Italy: Death of the Foundress of the Focolare

Source: FSSPX News

 

Born in Trent, in Italy, in 1920, Chiara Lubich founded the movement of the Focolare in 1943, during World War II. The movement presently numbers almost 150,000 active members, with antennas in 182 countries. Among those who claim to have the spirit of the movement are members of 350 ecclesial Communities coming mainly from Orthodoxy, Protestantism, and Anglicanism, as well as adepts of the Muslim, Jewish, Buddhist, Hindu, Taoist religions, and also people with no religious conviction.

On this score, Chiara Lubich had received the Templeton Award for the progress of Religion (1977), the Unesco Award for Education to Peace (1996), the European Award for the Rights of Man (1998). She was honorary president of the World Conference of Religions for Peace (WCRP). She was one of the main speakers at the European Ecumenical Meeting in Graz (Austria) in 1997. She had also given an address at the interreligious Assisi Meeting, in January last year. The highest civil and religious authorities of any denominations used to listen to her.
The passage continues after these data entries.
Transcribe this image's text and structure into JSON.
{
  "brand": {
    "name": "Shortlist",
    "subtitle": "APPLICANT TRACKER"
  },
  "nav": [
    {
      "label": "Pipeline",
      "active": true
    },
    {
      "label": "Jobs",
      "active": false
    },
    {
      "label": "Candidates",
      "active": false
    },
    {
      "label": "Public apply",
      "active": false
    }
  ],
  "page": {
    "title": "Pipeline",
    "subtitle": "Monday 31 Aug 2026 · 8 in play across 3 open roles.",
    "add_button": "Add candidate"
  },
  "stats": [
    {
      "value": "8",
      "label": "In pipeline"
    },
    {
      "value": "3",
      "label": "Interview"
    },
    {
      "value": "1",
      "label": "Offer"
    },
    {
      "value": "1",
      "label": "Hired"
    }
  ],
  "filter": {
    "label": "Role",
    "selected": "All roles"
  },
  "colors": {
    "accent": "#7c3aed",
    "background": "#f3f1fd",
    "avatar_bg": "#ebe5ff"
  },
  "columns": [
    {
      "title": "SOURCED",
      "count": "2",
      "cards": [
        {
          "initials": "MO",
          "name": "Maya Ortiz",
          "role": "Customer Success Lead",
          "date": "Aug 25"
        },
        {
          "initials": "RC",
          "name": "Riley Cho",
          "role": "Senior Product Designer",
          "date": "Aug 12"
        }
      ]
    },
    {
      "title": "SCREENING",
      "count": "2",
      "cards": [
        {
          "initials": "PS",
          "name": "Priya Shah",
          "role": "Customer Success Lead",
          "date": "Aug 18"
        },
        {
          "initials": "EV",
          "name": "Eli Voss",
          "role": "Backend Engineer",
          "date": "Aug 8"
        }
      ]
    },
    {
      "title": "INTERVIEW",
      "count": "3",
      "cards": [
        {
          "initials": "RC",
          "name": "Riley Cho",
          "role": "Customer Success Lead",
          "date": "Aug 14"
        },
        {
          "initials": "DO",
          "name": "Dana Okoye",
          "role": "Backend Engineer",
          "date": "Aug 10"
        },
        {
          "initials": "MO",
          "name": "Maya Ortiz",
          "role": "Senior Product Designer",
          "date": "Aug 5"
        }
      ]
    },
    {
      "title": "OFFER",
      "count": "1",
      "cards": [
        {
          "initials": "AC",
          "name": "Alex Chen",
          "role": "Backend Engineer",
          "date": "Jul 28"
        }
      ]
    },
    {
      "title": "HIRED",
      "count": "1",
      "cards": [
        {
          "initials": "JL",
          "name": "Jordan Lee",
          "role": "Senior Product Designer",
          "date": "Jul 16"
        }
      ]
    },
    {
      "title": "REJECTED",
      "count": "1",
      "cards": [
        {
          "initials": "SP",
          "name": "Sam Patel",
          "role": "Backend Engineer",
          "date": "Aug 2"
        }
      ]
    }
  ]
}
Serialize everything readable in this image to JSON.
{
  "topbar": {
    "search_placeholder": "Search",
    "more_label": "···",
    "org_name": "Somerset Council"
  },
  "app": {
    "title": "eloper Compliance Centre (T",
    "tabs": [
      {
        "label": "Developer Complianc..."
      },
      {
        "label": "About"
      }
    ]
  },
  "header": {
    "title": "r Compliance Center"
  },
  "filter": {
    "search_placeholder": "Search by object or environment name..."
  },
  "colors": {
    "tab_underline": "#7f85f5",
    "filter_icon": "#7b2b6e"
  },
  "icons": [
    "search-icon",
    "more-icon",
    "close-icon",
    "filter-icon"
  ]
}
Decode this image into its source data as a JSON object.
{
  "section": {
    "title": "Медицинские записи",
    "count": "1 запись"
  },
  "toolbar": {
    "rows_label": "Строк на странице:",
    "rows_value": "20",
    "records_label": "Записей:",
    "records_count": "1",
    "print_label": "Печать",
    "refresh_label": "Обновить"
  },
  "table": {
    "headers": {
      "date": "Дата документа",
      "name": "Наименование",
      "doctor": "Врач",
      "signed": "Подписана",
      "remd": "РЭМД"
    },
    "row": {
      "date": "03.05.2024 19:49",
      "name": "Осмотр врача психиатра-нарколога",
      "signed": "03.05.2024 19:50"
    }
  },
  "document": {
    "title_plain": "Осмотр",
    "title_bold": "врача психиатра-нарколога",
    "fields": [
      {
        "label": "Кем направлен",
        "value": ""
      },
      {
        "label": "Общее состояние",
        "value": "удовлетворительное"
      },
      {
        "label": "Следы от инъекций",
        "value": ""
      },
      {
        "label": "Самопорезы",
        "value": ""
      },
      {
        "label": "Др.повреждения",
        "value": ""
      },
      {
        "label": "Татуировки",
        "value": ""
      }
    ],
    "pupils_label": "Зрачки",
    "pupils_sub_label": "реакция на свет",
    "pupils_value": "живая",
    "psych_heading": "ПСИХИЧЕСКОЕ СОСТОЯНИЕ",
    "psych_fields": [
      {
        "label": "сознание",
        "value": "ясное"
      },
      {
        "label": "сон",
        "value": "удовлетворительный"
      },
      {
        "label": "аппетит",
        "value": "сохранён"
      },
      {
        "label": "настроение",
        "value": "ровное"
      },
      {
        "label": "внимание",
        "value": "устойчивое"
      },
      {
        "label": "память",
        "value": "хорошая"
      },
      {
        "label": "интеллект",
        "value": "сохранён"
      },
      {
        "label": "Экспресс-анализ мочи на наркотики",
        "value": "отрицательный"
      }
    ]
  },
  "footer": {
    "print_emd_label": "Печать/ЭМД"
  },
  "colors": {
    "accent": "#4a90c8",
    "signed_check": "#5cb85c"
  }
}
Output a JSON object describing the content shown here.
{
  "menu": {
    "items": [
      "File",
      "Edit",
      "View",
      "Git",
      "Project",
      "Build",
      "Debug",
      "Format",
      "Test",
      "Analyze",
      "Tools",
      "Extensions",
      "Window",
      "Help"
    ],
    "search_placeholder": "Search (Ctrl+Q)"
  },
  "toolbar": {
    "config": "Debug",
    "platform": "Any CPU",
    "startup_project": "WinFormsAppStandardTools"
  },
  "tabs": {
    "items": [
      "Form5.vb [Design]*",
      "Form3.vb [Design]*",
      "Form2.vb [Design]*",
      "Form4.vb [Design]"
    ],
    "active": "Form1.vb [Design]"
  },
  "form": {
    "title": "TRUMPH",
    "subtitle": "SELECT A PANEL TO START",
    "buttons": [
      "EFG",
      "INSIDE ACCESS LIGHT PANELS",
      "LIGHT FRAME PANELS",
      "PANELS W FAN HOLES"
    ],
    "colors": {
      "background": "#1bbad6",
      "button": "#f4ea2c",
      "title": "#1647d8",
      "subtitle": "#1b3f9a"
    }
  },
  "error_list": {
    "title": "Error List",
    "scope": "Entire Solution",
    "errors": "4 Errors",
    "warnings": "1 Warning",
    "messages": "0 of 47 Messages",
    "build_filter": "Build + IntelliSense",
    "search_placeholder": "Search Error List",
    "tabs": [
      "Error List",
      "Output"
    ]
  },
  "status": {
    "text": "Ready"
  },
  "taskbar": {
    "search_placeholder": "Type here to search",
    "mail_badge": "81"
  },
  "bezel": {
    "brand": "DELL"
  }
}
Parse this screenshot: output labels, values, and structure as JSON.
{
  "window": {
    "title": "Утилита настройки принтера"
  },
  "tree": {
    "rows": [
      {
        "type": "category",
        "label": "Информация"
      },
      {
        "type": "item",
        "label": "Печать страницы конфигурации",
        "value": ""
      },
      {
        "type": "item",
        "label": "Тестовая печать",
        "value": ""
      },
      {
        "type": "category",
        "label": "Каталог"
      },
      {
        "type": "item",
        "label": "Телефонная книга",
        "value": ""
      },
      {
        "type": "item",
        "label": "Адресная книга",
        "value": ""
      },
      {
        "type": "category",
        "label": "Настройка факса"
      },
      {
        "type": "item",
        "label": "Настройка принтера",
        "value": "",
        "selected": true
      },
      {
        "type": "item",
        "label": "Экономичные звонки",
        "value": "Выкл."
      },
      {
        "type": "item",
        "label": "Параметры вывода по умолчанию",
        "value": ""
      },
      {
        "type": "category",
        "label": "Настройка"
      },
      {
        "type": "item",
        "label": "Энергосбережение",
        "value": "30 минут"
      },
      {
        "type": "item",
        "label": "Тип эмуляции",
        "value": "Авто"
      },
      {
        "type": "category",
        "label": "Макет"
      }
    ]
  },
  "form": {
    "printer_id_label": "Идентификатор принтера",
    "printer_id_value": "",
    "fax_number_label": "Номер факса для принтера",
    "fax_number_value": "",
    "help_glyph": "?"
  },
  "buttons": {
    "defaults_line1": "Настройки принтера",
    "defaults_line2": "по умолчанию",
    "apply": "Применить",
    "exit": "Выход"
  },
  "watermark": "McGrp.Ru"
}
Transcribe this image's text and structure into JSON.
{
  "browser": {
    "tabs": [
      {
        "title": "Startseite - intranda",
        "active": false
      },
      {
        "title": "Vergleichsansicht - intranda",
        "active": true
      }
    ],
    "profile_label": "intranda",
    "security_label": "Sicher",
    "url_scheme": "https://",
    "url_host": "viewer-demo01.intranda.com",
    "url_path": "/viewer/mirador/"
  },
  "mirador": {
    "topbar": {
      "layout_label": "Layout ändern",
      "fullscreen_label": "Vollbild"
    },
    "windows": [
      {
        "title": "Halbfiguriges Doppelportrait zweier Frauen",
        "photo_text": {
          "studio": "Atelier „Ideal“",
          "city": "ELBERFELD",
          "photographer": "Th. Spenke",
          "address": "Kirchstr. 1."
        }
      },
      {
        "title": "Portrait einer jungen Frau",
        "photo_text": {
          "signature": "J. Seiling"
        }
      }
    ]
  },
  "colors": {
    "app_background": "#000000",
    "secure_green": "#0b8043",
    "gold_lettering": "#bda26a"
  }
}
She was approved by John XXIII, appreciated by Paul VI, close to John Paul II, and had taken part in two bishops’ synods.

In her last days, Chiara Lubich received many visitors in her sick room, among them the Ecumenical Patriarch of Constantinople, Bartholomew 1st, who was in Rome on the occasion of his meeting with Pope Benedict XVI. She also met Cardinal Miloslav Vlk, the archbishop of Prague, and Andrea Riccardi, the founder of the Sant’Egidio community, who organizes the Assisi interreligious meetings.

In his telegram of condolences, the pope paid a tribute to the “constant commitment for communion in the Church, for ecumenical dialogue and for fraternity among all peoples” of Chiara Lubich, who had died “at the end of a long and fruitful life marked by her tireless love for the abandoned Jesus.” Benedict XVI thanked “the Lord for the witness of her life, spent in listening to the needs of modern man in complete faithfulness to the Church and to the Pope”; and said he remained “affectionately and spiritually close” to her relatives, to the Focolari Movement and to those who appreciated her commitment. (Sources: Apic/ENI/VIS)